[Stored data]
=====

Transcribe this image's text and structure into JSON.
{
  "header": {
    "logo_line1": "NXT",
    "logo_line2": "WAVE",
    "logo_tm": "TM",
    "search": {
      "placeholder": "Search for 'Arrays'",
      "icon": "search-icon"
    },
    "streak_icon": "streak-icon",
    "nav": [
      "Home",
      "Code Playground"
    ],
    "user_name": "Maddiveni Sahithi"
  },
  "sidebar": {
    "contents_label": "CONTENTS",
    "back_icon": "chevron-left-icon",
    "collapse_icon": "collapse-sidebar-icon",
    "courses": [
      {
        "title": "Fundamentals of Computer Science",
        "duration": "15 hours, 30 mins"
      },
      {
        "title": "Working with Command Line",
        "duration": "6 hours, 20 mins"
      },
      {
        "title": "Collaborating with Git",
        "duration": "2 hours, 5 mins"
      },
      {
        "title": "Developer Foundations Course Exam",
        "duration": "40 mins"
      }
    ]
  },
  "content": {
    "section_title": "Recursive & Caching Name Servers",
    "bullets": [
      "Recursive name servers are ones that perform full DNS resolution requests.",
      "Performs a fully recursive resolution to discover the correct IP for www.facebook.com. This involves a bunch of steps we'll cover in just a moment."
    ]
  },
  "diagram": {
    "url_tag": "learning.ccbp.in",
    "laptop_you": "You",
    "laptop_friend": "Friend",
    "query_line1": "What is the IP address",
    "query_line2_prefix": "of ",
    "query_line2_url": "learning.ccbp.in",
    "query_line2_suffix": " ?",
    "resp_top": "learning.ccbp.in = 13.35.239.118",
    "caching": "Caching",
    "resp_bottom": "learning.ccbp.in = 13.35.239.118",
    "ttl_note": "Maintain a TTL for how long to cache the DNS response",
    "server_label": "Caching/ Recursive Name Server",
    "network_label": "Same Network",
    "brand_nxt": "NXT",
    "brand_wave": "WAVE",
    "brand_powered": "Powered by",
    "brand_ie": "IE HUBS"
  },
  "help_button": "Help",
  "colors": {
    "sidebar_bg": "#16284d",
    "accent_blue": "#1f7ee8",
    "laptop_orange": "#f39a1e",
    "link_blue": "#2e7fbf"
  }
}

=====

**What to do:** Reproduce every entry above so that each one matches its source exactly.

**Output:**
Transcribe this image's text and structure into JSON.
{
  "header": {
    "logo_line1": "NXT",
    "logo_line2": "WAVE",
    "logo_tm": "TM",
    "search": {
      "placeholder": "Search for 'Arrays'",
      "icon": "search-icon"
    },
    "streak_icon": "streak-icon",
    "nav": [
      "Home",
      "Code Playground"
    ],
    "user_name": "Maddiveni Sahithi"
  },
  "sidebar": {
    "contents_label": "CONTENTS",
    "back_icon": "chevron-left-icon",
    "collapse_icon": "collapse-sidebar-icon",
    "courses": [
      {
        "title": "Fundamentals of Computer Science",
        "duration": "15 hours, 30 mins"
      },
      {
        "title": "Working with Command Line",
        "duration": "6 hours, 20 mins"
      },
      {
        "title": "Collaborating with Git",
        "duration": "2 hours, 5 mins"
      },
      {
        "title": "Developer Foundations Course Exam",
        "duration": "40 mins"
      }
    ]
  },
  "content": {
    "section_title": "Recursive & Caching Name Servers",
    "bullets": [
      "Recursive name servers are ones that perform full DNS resolution requests.",
      "Performs a fully recursive resolution to discover the correct IP for www.facebook.com. This involves a bunch of steps we'll cover in just a moment."
    ]
  },
  "diagram": {
    "url_tag": "learning.ccbp.in",
    "laptop_you": "You",
    "laptop_friend": "Friend",
    "query_line1": "What is the IP address",
    "query_line2_prefix": "of ",
    "query_line2_url": "learning.ccbp.in",
    "query_line2_suffix": " ?",
    "resp_top": "learning.ccbp.in = 13.35.239.118",
    "caching": "Caching",
    "resp_bottom": "learning.ccbp.in = 13.35.239.118",
    "ttl_note": "Maintain a TTL for how long to cache the DNS response",
    "server_label": "Caching/ Recursive Name Server",
    "network_label": "Same Network",
    "brand_nxt": "NXT",
    "brand_wave": "WAVE",
    "brand_powered": "Powered by",
    "brand_ie": "IE HUBS"
  },
  "help_button": "Help",
  "colors": {
    "sidebar_bg": "#16284d",
    "accent_blue": "#1f7ee8",
    "laptop_orange": "#f39a1e",
    "link_blue": "#2e7fbf"
  }
}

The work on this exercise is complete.